This is why I don’t blame the character for what happens next. I do not think Alex is a trash person. But the behavior we start to see next is so very not okay.
Alex runs into Isa’s best friend, Chrissy, who encourages him to continue reaching out to Isa because she seems depressed. She doesn’t talk to Isa about this, she doesn’t warn her to expect him. And Alex is not garbage, but Chrissy doesn’t actually know enough about him to know that. Chrissy doesn’t know why they broke up either, so for all she knows, she’s sending someone who’s abusive back to her best friend.
But Alex goes. And because Isa isn’t answering his calls or messages, he physically goes to her ballet school to WAIT for her FOR HOURS until she leaves.
This. Is. Not. Okay.
Alex tells her that he came because he hadn’t told her everything about his dad when they were together.
This. Is. Not. Okay.
When she doesn’t immediately jump back into his arms, when she LEAVES, he decides that his next move is to go to her apartment. He doesn’t even know where she lives, but he figures it out based on some landmarks she’s mentioned before. When he gets there to find out she MOVED months ago and never told him, HE STILL TRIES TO STALK HIS WAY TO HER NEW APARTMENT.
THIS! IS! NOT! OKAY!
But the problem is, we’ve been taught to believe that’s it’s terribly romantic.
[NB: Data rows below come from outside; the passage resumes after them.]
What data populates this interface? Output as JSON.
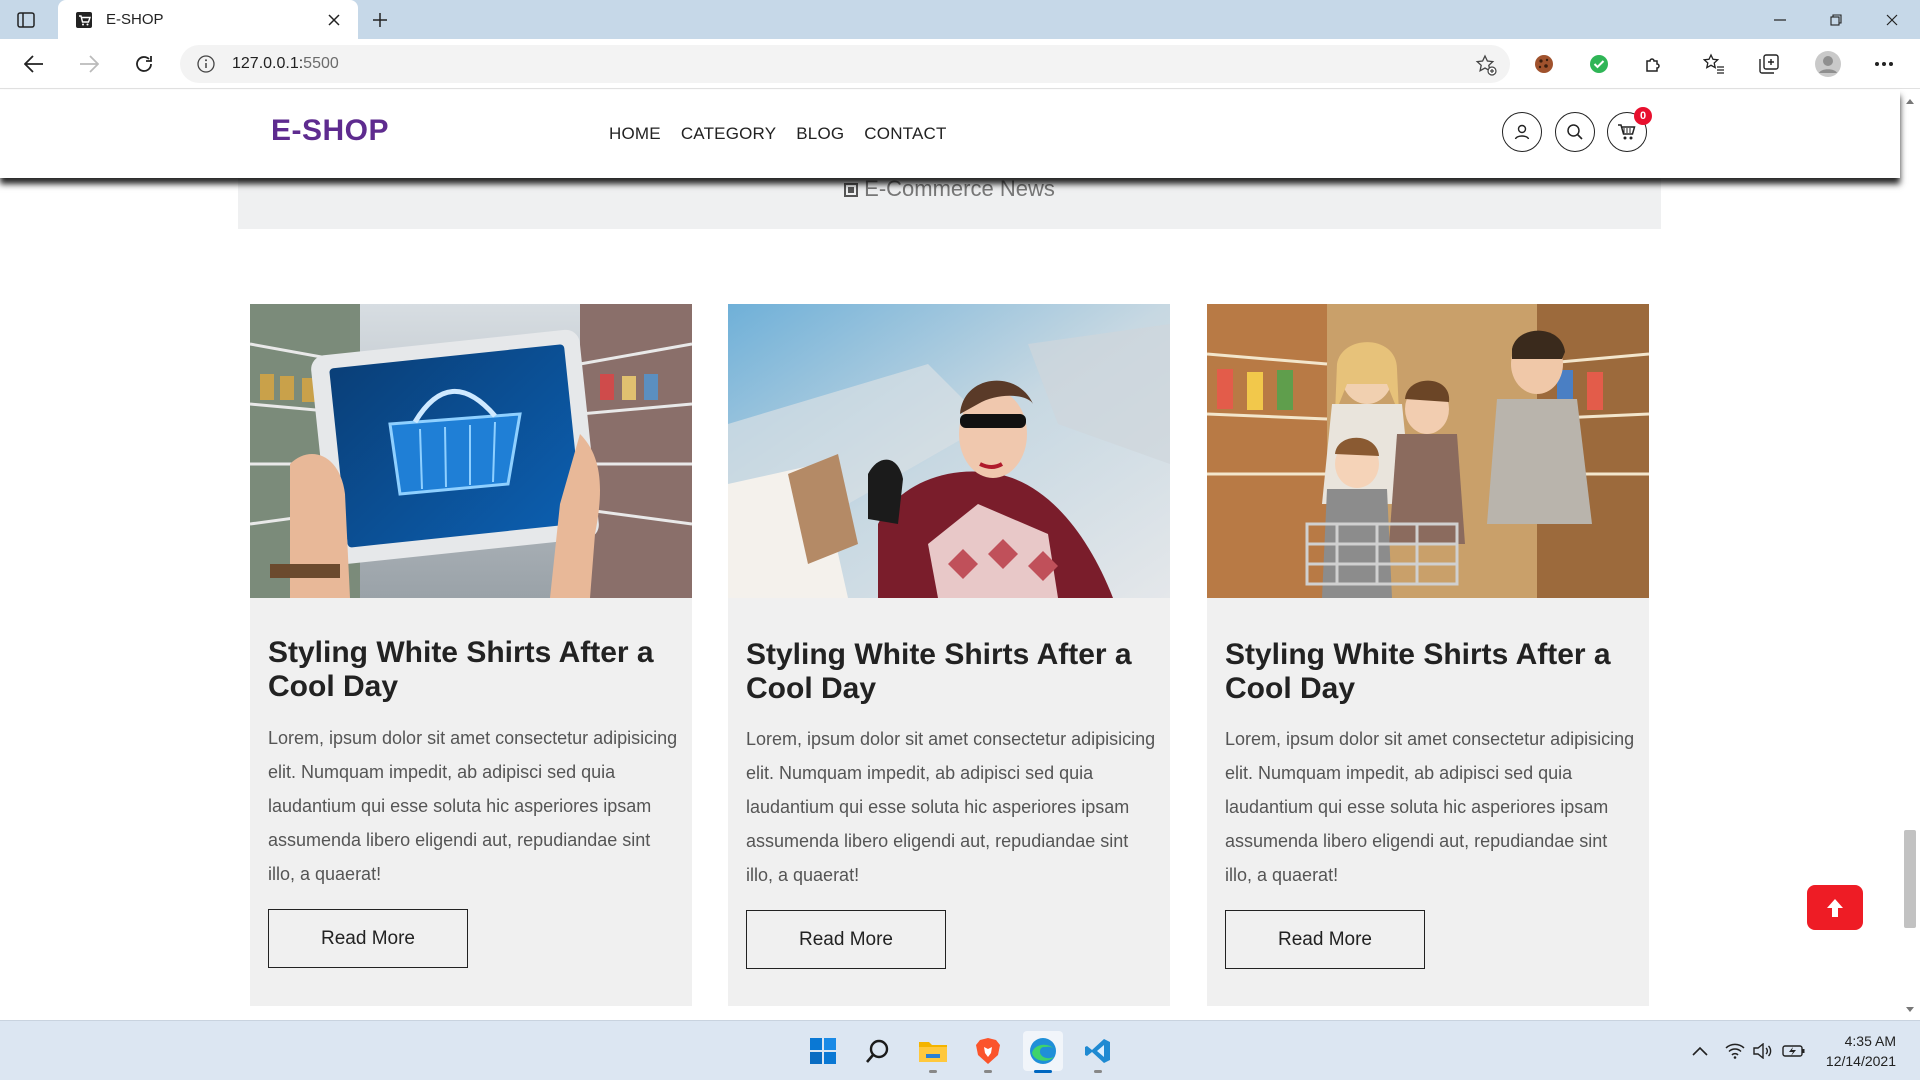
{
  "browser": {
    "tab_title": "E-SHOP",
    "url_host": "127.0.0.1:",
    "url_port": "5500"
  },
  "site": {
    "logo": "E-SHOP",
    "nav": [
      {
        "label": "HOME"
      },
      {
        "label": "CATEGORY"
      },
      {
        "label": "BLOG"
      },
      {
        "label": "CONTACT"
      }
    ],
    "cart_count": "0",
    "banner": "E-Commerce News"
  },
  "cards": [
    {
      "image": "shopping-basket-tablet-image",
      "title": "Styling White Shirts After a Cool Day",
      "text": "Lorem, ipsum dolor sit amet consectetur adipisicing elit. Numquam impedit, ab adipisci sed quia laudantium qui esse soluta hic asperiores ipsam assumenda libero eligendi aut, repudiandae sint illo, a quaerat!",
      "button": "Read More"
    },
    {
      "image": "woman-shopping-bags-image",
      "title": "Styling White Shirts After a Cool Day",
      "text": "Lorem, ipsum dolor sit amet consectetur adipisicing elit. Numquam impedit, ab adipisci sed quia laudantium qui esse soluta hic asperiores ipsam assumenda libero eligendi aut, repudiandae sint illo, a quaerat!",
      "button": "Read More"
    },
    {
      "image": "family-supermarket-image",
      "title": "Styling White Shirts After a Cool Day",
      "text": "Lorem, ipsum dolor sit amet consectetur adipisicing elit. Numquam impedit, ab adipisci sed quia laudantium qui esse soluta hic asperiores ipsam assumenda libero eligendi aut, repudiandae sint illo, a quaerat!",
      "button": "Read More"
    }
  ],
  "taskbar": {
    "time": "4:35 AM",
    "date": "12/14/2021"
  },
  "colors": {
    "brand": "#5e2b8f",
    "accent_red": "#ee1c25",
    "card_bg": "#f0f0f0"
  }
}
We’ve all grown up believing that if you we want someone to chase us. We want someone who is going to do anything to get us, anything for us. We’re all shown, over and over again, that saying no, saying you aren’t ready, saying you don’t want to see someone, is never the final answer–it’s merely a opening argument. What we aren’t taught is that this is actually dangerous stalker toxic male energy disguised as romance.
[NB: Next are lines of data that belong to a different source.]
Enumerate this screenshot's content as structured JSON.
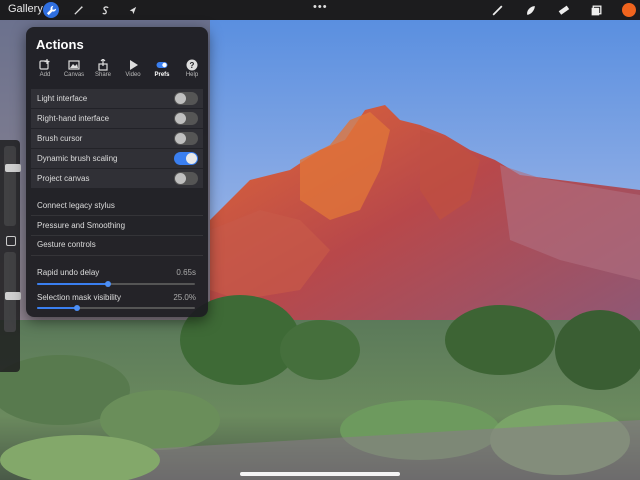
{
  "topbar": {
    "gallery_label": "Gallery",
    "more_label": "•••",
    "accent_color": "#2f6fe0",
    "current_color": "#f0641e"
  },
  "panel": {
    "title": "Actions",
    "tabs": [
      {
        "label": "Add",
        "icon": "add-icon"
      },
      {
        "label": "Canvas",
        "icon": "image-icon"
      },
      {
        "label": "Share",
        "icon": "share-icon"
      },
      {
        "label": "Video",
        "icon": "play-icon"
      },
      {
        "label": "Prefs",
        "icon": "toggle-icon"
      },
      {
        "label": "Help",
        "icon": "help-icon"
      }
    ],
    "active_tab": "Prefs",
    "toggles": [
      {
        "label": "Light interface",
        "on": false
      },
      {
        "label": "Right-hand interface",
        "on": false
      },
      {
        "label": "Brush cursor",
        "on": false
      },
      {
        "label": "Dynamic brush scaling",
        "on": true
      },
      {
        "label": "Project canvas",
        "on": false
      }
    ],
    "links": [
      "Connect legacy stylus",
      "Pressure and Smoothing",
      "Gesture controls"
    ],
    "sliders": [
      {
        "label": "Rapid undo delay",
        "value": "0.65s",
        "fraction": 0.45
      },
      {
        "label": "Selection mask visibility",
        "value": "25.0%",
        "fraction": 0.25
      }
    ]
  },
  "sidebar": {
    "size_level": 0.25,
    "opacity_level": 0.55
  }
}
Young boys are taught that if a girl says no to a date, you just have to keep trying! They are never, ever taught that if a girl says no, THAT’S YOUR ANSWER. If a girl breaks up with you, THAT’S YOUR ANSWER. It is not an invitation to continue calling, continue asking, continue pushing, until you get your way.
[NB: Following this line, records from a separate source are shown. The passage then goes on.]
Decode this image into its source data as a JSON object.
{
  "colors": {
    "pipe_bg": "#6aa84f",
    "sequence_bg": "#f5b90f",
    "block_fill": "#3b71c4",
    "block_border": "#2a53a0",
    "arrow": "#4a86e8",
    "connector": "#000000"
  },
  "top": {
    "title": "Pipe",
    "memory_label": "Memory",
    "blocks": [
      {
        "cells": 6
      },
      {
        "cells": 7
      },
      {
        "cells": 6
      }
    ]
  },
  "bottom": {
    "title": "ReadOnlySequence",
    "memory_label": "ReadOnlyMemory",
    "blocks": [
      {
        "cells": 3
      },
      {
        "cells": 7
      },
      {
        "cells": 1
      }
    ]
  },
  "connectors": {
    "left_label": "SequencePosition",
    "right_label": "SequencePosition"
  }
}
And coming in after a break-up with a sob story about your past, about your family, about a secret you’ve never told anyone before? It’s not okay to tell someone “I want you to know this now even though we’re broken up.” It’s not sweet, it’s not because you want her to understand you–it’s manipulation. I have had several guys do this to me, and it makes you feel sick. It doesn’t change what happened between you, and it doesn’t change how you feel now about the person–if anything, it makes you annoyed that he didn’t tell you during the relationship, when it would have mattered, when you could have helped. But after? After, it just feels like you’re a dumping ground for all his Big Feelings that he doesn’t know how to process so he decides you should get. And honestly, that’s if you can even believe what they’re telling you at all.
But look: these images all come up if you just search for inspiring relationship advice. Read them without any rOmAnCe in mind, and listen to just how very creepy they truly are:
It really bothers me that we continue to normalize this behavior, especially in YA books, when we have teenagers learning how relationships should function, how they should be treated by others.
In the end, it’s all just another way that rape culture is real and prevalent in everyday life, whether or not you think you’re around it. You are, and if you think you’re not, it’s because you’ve become SO indoctrinated in it that you can’t even see. I hate that this is real life for some women, I hate that we are taught since we are little kids we’re taught that girls need to be pleasant and accommodating, while boys can go after what they want no matter how many times they get ‘no’ for an answer.
But now I want to know what you guys think–is it in books as much as I seem to think? Do you notice it like I do? Has it happened to you IRL? Am I too sensitive? Just kidding too sensitive is not a thing so I don’t want to hear that one. Honestly though, is this stuff that you guys experience as well?